Web page and app entries:
-- Opening Marker --
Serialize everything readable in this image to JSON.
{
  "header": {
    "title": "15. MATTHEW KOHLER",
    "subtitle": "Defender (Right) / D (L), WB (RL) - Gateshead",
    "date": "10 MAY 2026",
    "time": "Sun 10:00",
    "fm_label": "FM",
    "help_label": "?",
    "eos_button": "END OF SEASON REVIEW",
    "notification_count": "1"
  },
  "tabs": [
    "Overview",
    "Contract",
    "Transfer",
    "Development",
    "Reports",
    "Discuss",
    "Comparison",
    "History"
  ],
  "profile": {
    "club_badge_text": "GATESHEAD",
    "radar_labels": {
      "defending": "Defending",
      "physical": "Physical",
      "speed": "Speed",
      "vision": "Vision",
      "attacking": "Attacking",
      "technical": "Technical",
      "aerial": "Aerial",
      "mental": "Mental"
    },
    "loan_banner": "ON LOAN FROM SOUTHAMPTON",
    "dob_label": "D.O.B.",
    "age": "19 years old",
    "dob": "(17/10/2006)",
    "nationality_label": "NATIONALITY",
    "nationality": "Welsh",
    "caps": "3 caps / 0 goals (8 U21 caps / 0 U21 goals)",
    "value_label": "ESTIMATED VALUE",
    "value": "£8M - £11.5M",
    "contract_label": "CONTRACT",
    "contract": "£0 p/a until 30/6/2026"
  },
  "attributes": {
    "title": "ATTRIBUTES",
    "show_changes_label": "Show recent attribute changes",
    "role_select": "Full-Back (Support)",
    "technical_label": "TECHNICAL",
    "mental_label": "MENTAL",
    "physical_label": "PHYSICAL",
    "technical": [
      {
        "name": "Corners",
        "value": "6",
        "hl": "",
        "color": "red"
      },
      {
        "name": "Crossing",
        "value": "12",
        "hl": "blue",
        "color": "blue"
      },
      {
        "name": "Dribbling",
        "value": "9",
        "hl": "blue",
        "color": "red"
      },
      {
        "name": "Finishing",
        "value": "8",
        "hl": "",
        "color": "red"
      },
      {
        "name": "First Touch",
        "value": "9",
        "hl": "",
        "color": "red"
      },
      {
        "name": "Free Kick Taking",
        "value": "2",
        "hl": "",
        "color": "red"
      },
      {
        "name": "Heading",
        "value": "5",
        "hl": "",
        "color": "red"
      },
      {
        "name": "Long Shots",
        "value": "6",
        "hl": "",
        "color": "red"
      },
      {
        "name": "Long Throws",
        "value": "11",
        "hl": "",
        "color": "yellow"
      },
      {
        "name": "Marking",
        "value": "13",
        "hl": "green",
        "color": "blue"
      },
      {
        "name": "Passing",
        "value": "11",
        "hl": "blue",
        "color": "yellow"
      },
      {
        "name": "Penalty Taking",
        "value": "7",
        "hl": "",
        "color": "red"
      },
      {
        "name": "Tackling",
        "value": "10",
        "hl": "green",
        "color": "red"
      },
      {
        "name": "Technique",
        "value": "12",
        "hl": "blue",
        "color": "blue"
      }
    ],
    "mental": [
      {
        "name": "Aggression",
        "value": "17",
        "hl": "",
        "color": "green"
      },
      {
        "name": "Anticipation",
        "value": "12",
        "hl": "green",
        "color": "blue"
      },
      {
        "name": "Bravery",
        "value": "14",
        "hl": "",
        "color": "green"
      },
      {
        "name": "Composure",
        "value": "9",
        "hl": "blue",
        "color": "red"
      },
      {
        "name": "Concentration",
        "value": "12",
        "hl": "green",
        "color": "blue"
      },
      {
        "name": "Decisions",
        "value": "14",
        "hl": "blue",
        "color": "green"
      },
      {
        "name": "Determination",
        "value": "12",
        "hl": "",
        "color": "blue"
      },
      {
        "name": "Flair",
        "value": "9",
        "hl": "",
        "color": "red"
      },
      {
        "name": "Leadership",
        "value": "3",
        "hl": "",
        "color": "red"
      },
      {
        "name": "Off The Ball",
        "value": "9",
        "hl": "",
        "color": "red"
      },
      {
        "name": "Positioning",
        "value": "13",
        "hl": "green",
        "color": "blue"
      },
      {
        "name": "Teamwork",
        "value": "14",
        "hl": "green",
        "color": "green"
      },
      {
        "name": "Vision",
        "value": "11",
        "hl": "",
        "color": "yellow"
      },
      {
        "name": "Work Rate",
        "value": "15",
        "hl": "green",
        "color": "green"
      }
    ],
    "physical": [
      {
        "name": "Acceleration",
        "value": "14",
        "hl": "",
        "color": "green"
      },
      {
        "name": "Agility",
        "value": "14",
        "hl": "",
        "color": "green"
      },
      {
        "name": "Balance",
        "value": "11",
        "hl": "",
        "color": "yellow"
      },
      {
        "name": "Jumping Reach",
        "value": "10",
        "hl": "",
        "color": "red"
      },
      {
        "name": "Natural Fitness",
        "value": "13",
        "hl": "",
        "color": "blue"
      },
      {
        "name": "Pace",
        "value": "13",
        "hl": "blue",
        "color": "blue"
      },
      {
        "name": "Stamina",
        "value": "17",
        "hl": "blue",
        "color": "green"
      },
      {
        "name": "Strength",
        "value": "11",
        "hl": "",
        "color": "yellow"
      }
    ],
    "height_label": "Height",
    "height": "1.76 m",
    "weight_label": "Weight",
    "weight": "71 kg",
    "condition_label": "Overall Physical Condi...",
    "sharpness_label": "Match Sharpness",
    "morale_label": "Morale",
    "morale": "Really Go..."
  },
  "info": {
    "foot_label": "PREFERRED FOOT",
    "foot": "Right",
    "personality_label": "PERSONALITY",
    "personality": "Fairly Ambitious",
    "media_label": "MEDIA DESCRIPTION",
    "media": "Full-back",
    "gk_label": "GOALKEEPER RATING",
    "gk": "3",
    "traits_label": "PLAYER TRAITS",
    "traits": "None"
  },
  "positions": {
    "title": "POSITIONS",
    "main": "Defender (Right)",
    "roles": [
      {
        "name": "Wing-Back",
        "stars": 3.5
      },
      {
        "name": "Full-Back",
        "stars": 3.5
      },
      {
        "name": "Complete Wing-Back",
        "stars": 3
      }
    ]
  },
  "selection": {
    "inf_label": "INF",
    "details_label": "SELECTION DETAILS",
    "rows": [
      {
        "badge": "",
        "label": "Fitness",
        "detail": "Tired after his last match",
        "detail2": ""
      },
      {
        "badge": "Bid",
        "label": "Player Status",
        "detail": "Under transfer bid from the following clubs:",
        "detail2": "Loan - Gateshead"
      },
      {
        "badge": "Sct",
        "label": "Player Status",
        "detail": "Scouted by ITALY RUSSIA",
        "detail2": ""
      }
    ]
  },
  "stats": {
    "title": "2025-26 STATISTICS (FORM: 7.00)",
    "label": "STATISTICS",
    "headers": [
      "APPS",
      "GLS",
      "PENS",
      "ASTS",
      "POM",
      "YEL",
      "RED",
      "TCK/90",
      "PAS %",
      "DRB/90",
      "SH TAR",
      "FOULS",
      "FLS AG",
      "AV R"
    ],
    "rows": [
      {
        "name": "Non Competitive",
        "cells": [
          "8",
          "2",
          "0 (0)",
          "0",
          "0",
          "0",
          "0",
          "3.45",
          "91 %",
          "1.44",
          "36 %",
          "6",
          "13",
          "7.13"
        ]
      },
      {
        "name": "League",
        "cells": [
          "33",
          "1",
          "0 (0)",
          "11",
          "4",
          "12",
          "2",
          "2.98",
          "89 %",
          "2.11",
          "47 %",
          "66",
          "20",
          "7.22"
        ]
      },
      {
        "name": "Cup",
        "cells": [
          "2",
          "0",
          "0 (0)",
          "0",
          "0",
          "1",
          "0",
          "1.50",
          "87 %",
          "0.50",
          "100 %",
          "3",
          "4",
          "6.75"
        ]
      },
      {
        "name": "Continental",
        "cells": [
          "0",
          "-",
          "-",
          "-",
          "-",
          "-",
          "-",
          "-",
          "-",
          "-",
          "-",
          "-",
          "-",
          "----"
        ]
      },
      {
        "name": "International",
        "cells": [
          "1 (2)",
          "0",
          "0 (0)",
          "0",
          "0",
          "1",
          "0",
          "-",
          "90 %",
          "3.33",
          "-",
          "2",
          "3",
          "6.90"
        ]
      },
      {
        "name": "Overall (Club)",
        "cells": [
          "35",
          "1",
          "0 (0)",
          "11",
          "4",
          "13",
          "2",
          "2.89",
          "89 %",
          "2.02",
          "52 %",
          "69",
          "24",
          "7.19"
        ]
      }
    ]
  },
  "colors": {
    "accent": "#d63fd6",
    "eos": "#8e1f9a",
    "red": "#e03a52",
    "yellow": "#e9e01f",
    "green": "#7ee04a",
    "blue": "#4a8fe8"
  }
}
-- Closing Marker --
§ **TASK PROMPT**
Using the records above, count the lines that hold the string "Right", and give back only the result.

§ **ANSWER TO THIS PROBLEM**
3